Goal of the exercise
From the listing that follows, report the number of lines with the word "value" in them, and no other output.

### The records

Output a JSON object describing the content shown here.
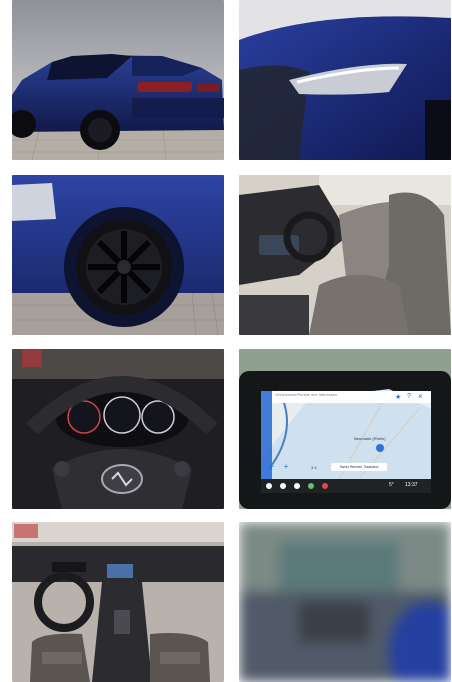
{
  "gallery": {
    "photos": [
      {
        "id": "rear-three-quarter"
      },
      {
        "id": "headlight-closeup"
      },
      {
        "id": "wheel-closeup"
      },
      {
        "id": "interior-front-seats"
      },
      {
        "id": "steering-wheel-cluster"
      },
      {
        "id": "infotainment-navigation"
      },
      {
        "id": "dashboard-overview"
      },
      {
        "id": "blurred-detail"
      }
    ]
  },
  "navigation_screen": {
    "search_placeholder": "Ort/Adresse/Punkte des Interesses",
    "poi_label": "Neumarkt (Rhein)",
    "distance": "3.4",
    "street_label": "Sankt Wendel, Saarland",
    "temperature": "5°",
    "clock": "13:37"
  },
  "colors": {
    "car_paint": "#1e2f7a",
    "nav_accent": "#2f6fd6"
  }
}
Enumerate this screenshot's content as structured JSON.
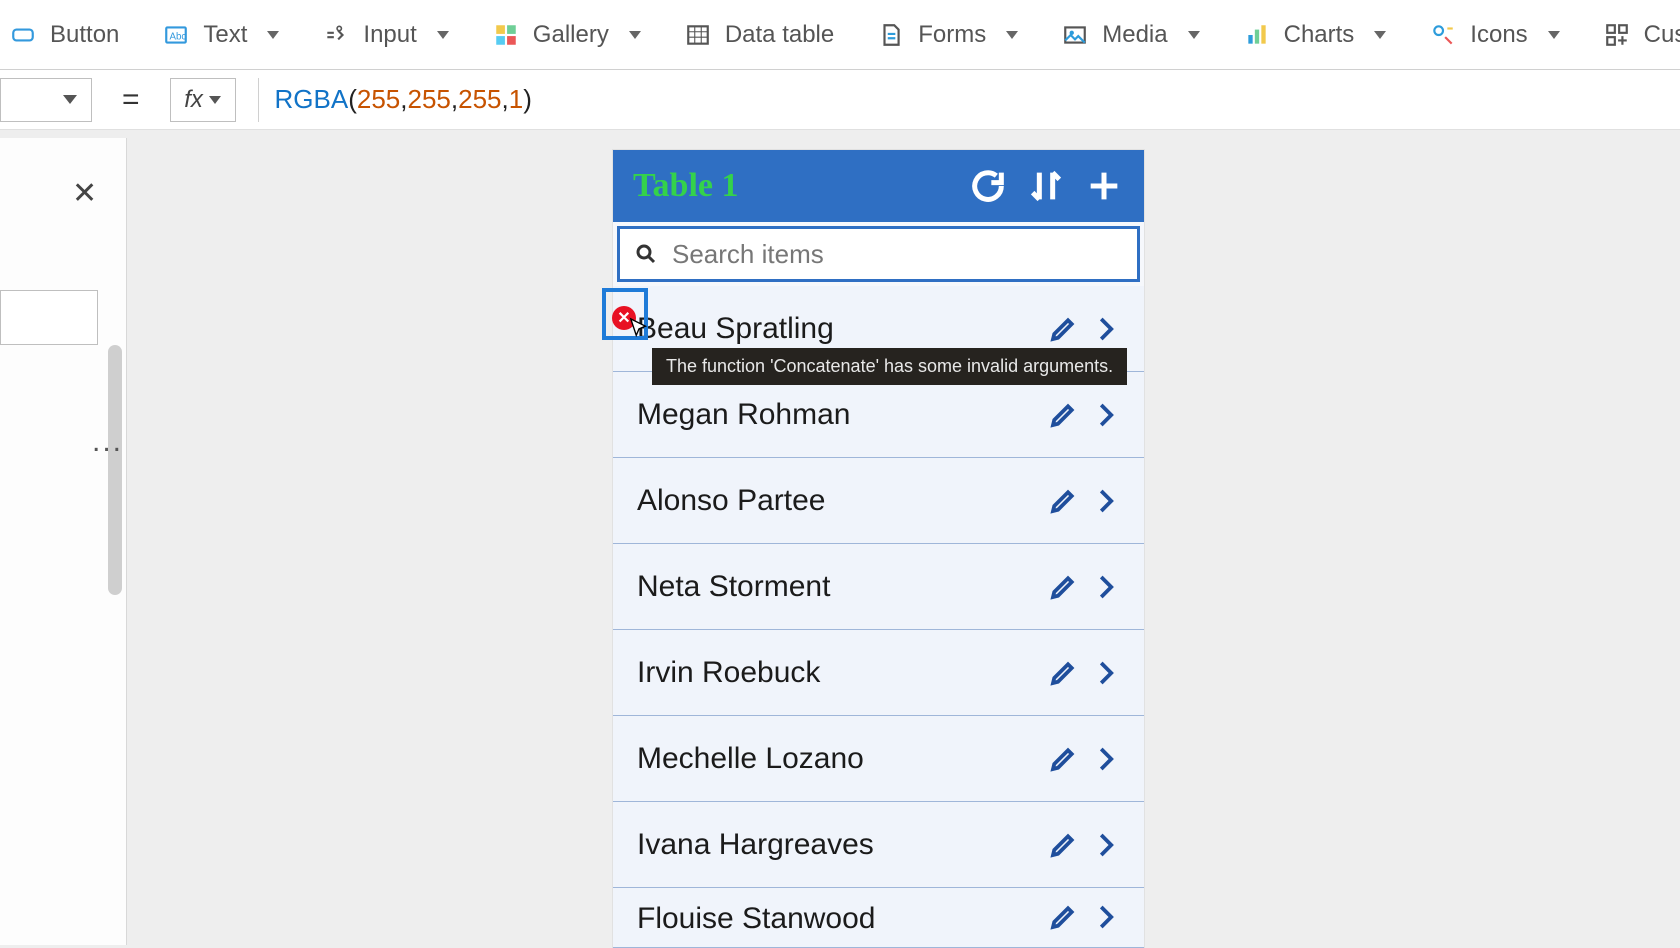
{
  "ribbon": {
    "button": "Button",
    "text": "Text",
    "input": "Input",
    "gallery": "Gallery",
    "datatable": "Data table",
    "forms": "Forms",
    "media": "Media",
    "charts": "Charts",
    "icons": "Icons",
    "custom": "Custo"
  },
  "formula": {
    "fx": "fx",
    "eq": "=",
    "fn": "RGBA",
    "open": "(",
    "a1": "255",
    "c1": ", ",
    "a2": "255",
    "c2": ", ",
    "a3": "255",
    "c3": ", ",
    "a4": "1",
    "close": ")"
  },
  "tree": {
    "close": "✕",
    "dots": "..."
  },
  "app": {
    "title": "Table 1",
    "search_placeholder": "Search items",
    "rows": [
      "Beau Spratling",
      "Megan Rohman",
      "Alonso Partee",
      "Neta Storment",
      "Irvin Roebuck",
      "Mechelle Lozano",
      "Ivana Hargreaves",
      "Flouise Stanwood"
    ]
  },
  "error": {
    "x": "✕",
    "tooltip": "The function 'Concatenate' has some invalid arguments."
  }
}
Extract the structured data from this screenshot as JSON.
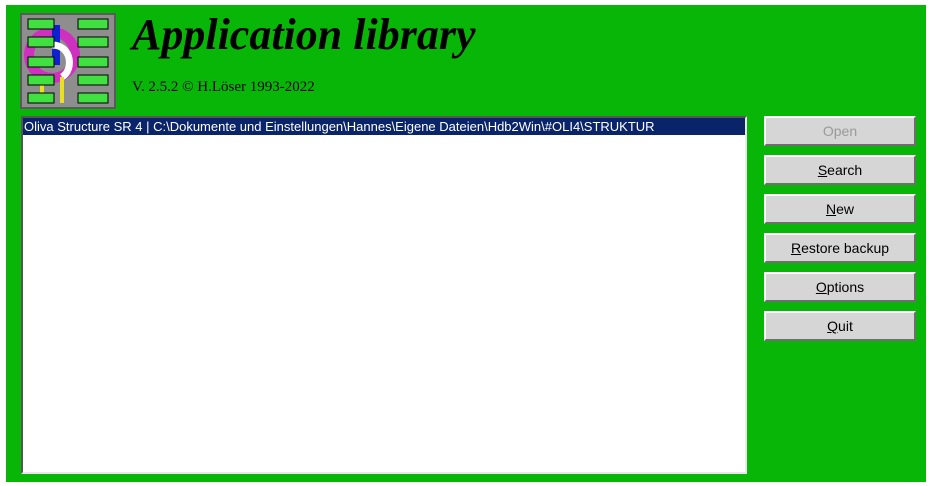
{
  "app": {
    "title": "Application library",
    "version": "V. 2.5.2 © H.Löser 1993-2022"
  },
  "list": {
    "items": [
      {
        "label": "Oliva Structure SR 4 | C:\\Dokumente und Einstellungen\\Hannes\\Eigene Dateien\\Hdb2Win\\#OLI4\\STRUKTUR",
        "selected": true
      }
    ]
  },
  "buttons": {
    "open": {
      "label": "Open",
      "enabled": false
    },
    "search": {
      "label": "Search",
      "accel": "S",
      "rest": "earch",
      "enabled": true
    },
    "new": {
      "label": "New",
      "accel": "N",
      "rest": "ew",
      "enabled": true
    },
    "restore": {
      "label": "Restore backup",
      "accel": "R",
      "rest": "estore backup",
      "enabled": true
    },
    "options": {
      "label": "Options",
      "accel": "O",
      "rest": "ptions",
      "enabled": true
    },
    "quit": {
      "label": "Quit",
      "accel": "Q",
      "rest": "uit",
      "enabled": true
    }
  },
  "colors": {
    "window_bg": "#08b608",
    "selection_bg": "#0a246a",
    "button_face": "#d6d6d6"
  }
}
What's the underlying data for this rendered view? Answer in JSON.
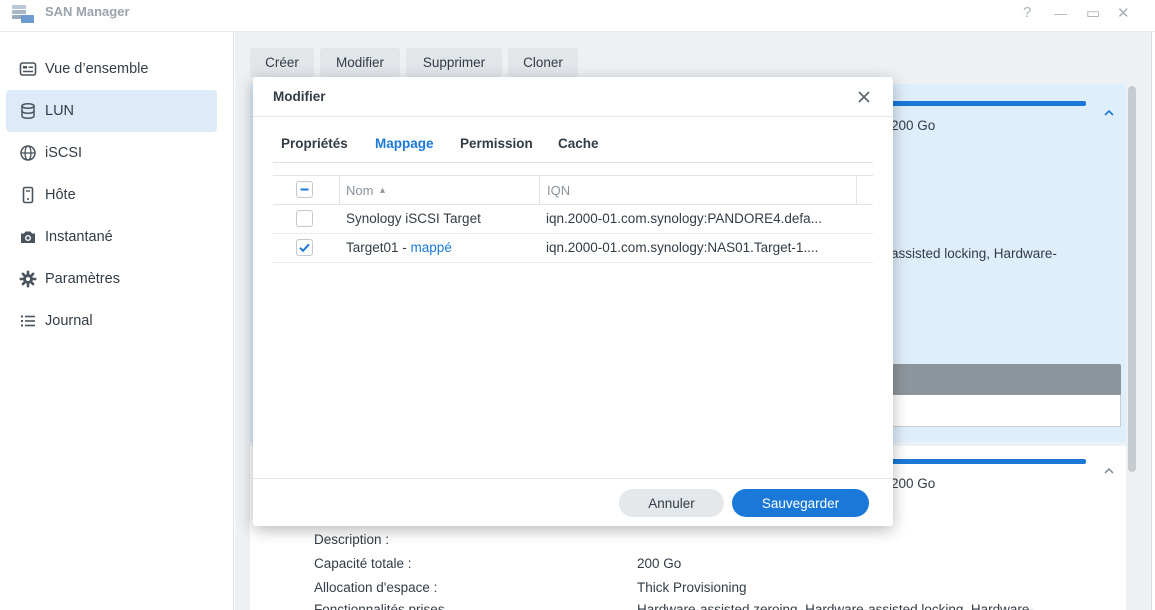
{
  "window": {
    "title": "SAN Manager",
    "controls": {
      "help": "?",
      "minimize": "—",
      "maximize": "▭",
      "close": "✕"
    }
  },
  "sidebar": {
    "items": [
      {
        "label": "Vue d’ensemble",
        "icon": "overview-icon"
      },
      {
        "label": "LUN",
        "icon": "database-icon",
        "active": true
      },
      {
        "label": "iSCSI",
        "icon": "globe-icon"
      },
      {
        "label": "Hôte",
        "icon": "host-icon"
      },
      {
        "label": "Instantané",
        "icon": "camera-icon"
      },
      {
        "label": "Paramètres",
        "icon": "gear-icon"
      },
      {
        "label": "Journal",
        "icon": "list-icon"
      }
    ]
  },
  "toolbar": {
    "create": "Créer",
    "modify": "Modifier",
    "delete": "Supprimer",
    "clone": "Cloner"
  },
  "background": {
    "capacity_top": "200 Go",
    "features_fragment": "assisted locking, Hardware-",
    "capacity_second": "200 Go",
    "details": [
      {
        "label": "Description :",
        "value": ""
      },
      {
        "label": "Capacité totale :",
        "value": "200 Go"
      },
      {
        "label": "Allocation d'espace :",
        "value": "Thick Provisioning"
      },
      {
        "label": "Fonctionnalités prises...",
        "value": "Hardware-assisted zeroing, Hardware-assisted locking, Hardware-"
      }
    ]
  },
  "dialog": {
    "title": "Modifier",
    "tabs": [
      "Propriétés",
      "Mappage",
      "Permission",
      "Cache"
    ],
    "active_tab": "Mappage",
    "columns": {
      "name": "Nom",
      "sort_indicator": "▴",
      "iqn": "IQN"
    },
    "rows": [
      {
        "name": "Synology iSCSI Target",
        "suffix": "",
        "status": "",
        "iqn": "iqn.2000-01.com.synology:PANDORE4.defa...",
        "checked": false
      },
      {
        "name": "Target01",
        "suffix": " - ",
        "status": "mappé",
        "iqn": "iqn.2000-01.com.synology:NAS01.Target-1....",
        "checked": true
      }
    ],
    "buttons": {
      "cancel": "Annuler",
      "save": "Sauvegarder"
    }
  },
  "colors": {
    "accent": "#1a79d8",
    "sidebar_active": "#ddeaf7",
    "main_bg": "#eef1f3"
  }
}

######

Exercise response
4